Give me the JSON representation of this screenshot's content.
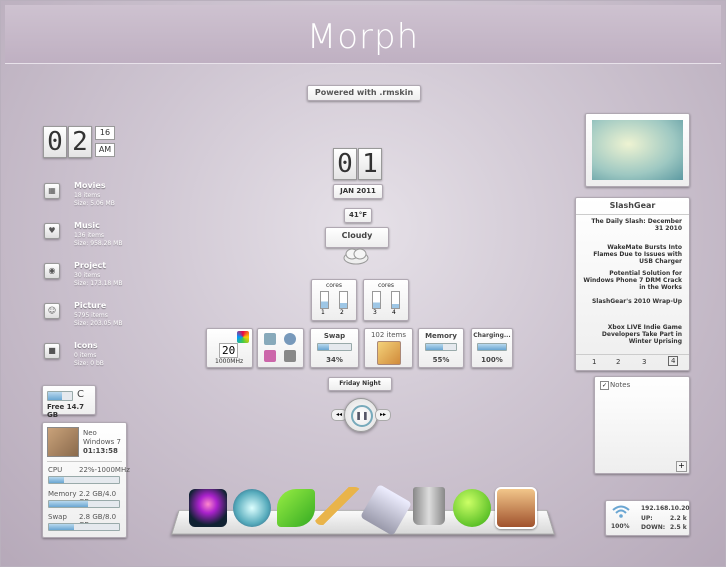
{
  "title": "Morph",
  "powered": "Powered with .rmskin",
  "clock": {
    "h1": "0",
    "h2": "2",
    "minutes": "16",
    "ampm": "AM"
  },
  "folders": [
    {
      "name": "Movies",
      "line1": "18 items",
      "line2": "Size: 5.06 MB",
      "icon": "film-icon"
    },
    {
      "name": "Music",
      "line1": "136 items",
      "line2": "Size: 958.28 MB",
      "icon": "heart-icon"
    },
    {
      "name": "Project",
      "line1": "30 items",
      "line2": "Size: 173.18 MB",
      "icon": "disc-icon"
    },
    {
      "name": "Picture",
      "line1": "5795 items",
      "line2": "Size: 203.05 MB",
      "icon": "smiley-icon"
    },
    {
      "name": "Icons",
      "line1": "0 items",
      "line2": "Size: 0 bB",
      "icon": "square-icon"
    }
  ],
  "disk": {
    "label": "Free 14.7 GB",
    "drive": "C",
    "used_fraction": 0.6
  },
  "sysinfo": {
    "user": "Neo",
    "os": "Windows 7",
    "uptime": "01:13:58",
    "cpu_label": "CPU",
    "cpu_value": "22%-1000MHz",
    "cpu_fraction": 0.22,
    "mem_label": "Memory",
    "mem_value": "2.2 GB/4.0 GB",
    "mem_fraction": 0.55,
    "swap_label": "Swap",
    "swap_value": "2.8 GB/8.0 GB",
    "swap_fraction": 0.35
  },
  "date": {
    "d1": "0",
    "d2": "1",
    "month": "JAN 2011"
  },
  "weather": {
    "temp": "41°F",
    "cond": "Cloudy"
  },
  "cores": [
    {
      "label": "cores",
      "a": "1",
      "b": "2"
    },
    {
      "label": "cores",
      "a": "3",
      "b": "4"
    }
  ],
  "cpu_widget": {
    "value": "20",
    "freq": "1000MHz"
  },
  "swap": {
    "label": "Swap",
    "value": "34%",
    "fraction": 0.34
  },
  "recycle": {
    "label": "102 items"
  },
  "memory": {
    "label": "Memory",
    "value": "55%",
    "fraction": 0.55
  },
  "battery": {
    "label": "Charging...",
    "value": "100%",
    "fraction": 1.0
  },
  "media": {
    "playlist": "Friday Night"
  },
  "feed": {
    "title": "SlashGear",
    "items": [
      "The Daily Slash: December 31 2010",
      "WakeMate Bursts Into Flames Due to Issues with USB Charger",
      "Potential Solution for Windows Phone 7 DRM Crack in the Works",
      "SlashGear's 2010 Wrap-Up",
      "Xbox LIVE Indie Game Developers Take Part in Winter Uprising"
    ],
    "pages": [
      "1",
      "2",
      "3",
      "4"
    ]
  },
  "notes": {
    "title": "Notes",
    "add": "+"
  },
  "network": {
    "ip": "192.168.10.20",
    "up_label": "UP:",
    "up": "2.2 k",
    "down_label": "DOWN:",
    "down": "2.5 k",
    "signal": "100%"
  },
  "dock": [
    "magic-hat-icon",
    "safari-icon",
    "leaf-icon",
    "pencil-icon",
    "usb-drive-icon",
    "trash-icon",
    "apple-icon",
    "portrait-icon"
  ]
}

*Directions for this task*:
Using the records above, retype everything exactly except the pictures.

*Response*:
Give me the JSON representation of this screenshot's content.
{
  "title": "Morph",
  "powered": "Powered with .rmskin",
  "clock": {
    "h1": "0",
    "h2": "2",
    "minutes": "16",
    "ampm": "AM"
  },
  "folders": [
    {
      "name": "Movies",
      "line1": "18 items",
      "line2": "Size: 5.06 MB",
      "icon": "film-icon"
    },
    {
      "name": "Music",
      "line1": "136 items",
      "line2": "Size: 958.28 MB",
      "icon": "heart-icon"
    },
    {
      "name": "Project",
      "line1": "30 items",
      "line2": "Size: 173.18 MB",
      "icon": "disc-icon"
    },
    {
      "name": "Picture",
      "line1": "5795 items",
      "line2": "Size: 203.05 MB",
      "icon": "smiley-icon"
    },
    {
      "name": "Icons",
      "line1": "0 items",
      "line2": "Size: 0 bB",
      "icon": "square-icon"
    }
  ],
  "disk": {
    "label": "Free 14.7 GB",
    "drive": "C",
    "used_fraction": 0.6
  },
  "sysinfo": {
    "user": "Neo",
    "os": "Windows 7",
    "uptime": "01:13:58",
    "cpu_label": "CPU",
    "cpu_value": "22%-1000MHz",
    "cpu_fraction": 0.22,
    "mem_label": "Memory",
    "mem_value": "2.2 GB/4.0 GB",
    "mem_fraction": 0.55,
    "swap_label": "Swap",
    "swap_value": "2.8 GB/8.0 GB",
    "swap_fraction": 0.35
  },
  "date": {
    "d1": "0",
    "d2": "1",
    "month": "JAN 2011"
  },
  "weather": {
    "temp": "41°F",
    "cond": "Cloudy"
  },
  "cores": [
    {
      "label": "cores",
      "a": "1",
      "b": "2"
    },
    {
      "label": "cores",
      "a": "3",
      "b": "4"
    }
  ],
  "cpu_widget": {
    "value": "20",
    "freq": "1000MHz"
  },
  "swap": {
    "label": "Swap",
    "value": "34%",
    "fraction": 0.34
  },
  "recycle": {
    "label": "102 items"
  },
  "memory": {
    "label": "Memory",
    "value": "55%",
    "fraction": 0.55
  },
  "battery": {
    "label": "Charging...",
    "value": "100%",
    "fraction": 1.0
  },
  "media": {
    "playlist": "Friday Night"
  },
  "feed": {
    "title": "SlashGear",
    "items": [
      "The Daily Slash: December 31 2010",
      "WakeMate Bursts Into Flames Due to Issues with USB Charger",
      "Potential Solution for Windows Phone 7 DRM Crack in the Works",
      "SlashGear's 2010 Wrap-Up",
      "Xbox LIVE Indie Game Developers Take Part in Winter Uprising"
    ],
    "pages": [
      "1",
      "2",
      "3",
      "4"
    ]
  },
  "notes": {
    "title": "Notes",
    "add": "+"
  },
  "network": {
    "ip": "192.168.10.20",
    "up_label": "UP:",
    "up": "2.2 k",
    "down_label": "DOWN:",
    "down": "2.5 k",
    "signal": "100%"
  },
  "dock": [
    "magic-hat-icon",
    "safari-icon",
    "leaf-icon",
    "pencil-icon",
    "usb-drive-icon",
    "trash-icon",
    "apple-icon",
    "portrait-icon"
  ]
}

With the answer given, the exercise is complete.